(Records provided):
--

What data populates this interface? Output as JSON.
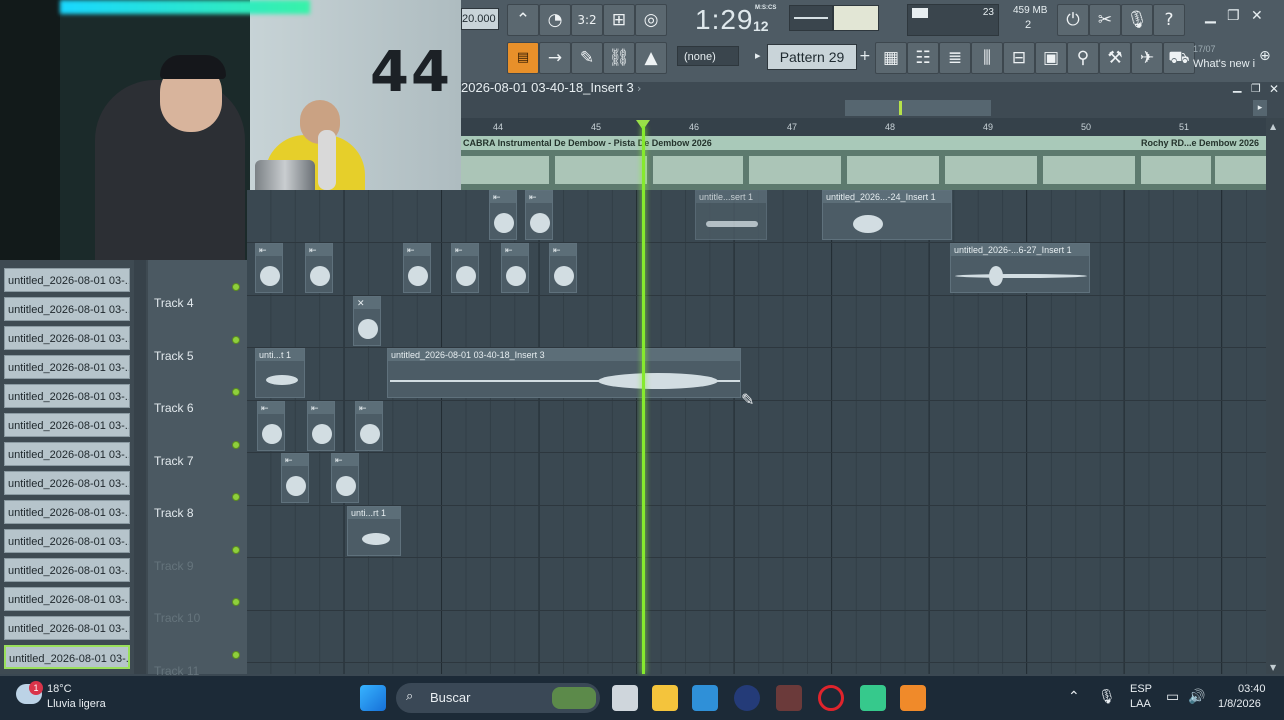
{
  "toolbar": {
    "tempo": "20.000",
    "time_main": "1:29",
    "time_sub": "12",
    "time_format": "M:S:CS",
    "cpu_value": "23",
    "memory": "459 MB",
    "voices": "2",
    "snap": "(none)",
    "pattern": "Pattern 29",
    "news_date": "17/07",
    "news_text": "What's new i"
  },
  "playlist": {
    "title": "2026-08-01 03-40-18_Insert 3",
    "ruler": [
      "44",
      "45",
      "46",
      "47",
      "48",
      "49",
      "50",
      "51"
    ],
    "audio_clip_1": "CABRA Instrumental De Dembow - Pista De Dembow 2026",
    "audio_clip_2": "Rochy RD...e Dembow 2026",
    "tracks": [
      "Track 4",
      "Track 5",
      "Track 6",
      "Track 7",
      "Track 8",
      "Track 9",
      "Track 10",
      "Track 11"
    ],
    "clips": {
      "t2a": "untitle...sert 1",
      "t2b": "untitled_2026...-24_Insert 1",
      "t3a": "untitled_2026-...6-27_Insert 1",
      "t5a": "unti...t 1",
      "t5b": "untitled_2026-08-01 03-40-18_Insert 3",
      "t8a": "unti...rt 1"
    }
  },
  "picker": {
    "items": [
      "untitled_2026-08-01 03-...",
      "untitled_2026-08-01 03-...",
      "untitled_2026-08-01 03-...",
      "untitled_2026-08-01 03-...",
      "untitled_2026-08-01 03-...",
      "untitled_2026-08-01 03-...",
      "untitled_2026-08-01 03-...",
      "untitled_2026-08-01 03-...",
      "untitled_2026-08-01 03-...",
      "untitled_2026-08-01 03-...",
      "untitled_2026-08-01 03-...",
      "untitled_2026-08-01 03-...",
      "untitled_2026-08-01 03-...",
      "untitled_2026-08-01 03-..."
    ]
  },
  "taskbar": {
    "weather_temp": "18°C",
    "weather_desc": "Lluvia ligera",
    "search_placeholder": "Buscar",
    "lang": "ESP",
    "layout": "LAA",
    "clock_time": "03:40",
    "clock_date": "1/8/2026",
    "notif_badge": "1"
  },
  "colors": {
    "playhead": "#86ea2e",
    "audio_clip": "#5d7a6e",
    "accent_orange": "#e8902a"
  }
}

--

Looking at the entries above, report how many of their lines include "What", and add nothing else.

2